Realising Social Accountability in Uganda requires a strong partnership between the Civil Society fraternity and Media.
In a meeting studded with great media presence, ideas and ways forward were presented on how to boost and maintain the relationship between the two, not forgetting how to build rapport. The day’s theme was Media: a Key Player for Realising Social Accountability.
Speakers agreed that media greatly plays a key role in setting the agenda of what is spoken about and prioritized. However, most of the media relations and media engagement attempts by most CSOs in Uganda tend to be ad hoc, sporadic and occasional. Therefore CSOs should deliberately strategize for deeper engagements with media by bringing them on board at the beginning of the social accountability initiatives so as to effectively communicate the background and process leading to the impact realized.
“The best engagement with media should be planned and researched, “added Robby Muhumuza.
It was also observed that many CSOs in Uganda do not employ qualified and experienced communications staff with a track record to be in charge of their communication and media relations work.

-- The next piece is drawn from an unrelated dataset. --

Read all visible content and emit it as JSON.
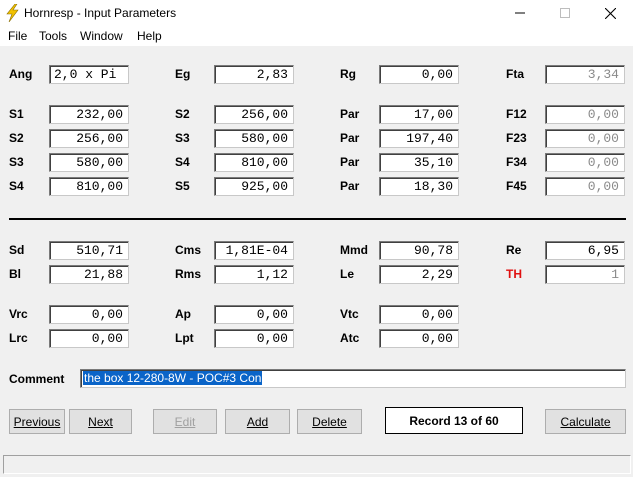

As a way forward, CSOs should be intentional, organized and strategic in dealing with the media, by bringing on board excellent communicators and providing them with training and exposure in the specific sectors or issues of interest so that they can provide leadership and championing of media advocacy and media relations.
The use of technical jargon by many CSOs does not communicate much to the media or the general public. Therefore, when sharing policy briefs, position papers, or media releases, organizations should develop popular press versions for the media and the citizens.
“You are addressed the way you dress therefore it is crucial that you know how you present yourself as an organization,” said Simon Kasyate, former media practitioner.
Evaluation is crucial in measuring impact of work yet most CSOs do not evaluate the impact of their media advocacy campaigns to find out what worked and what did not. Advisably, organisations can change strategy or tactics in the future. Participants were challenged to work differently by making time to review their engagements so as to identify gaps and best practices.
The news media are more attracted by eye catching headlines and interesting impact stories on social accountability initiatives. During the story clinic session organized at the event, media practitioners were urged to write attractive social accountability themes by using narratives and other story telling techniques.
Influencing policymakers is more effective when you use multiple channels to reach them. This generally takes the form of using social media for grassroots lobbying in conjunction with email, phone calls, meetings and dialogues at both district and national levels. All these efforts are complemented by other channels for reaching lawmakers such as; direct lobbying, earned media placement and advertising (online and offline) that target decision makers at different levels.
Civil society organizations need to maintain continuous teaming up with the media to defend freedom of expression since they are major beneficiaries to a free media.
In conclusion, CSOs have a lot in common with media when it comes to interests in realizing social accountability. However, sometimes the two have different strategies and approaches in dealing with this issue. Therefore, they should take time to understand each other, build each other’s competitive advantage and find out the contribution each can make towards strategic partnerships that would bring the goal of realizing social accountability closer to being achieved.
Uganda National NGO Forum organized the Social Accountability Bi-Annual Learning event that was held yesterday, 10th June 2014 at Hotel Africana. The event was attended by over 60 participants including; Development Partners such as UNDP, CSOs at the sub-national and national levels, Media, Social Media groups among others.
A detailed report on the meeting proceedings will be availed in due course.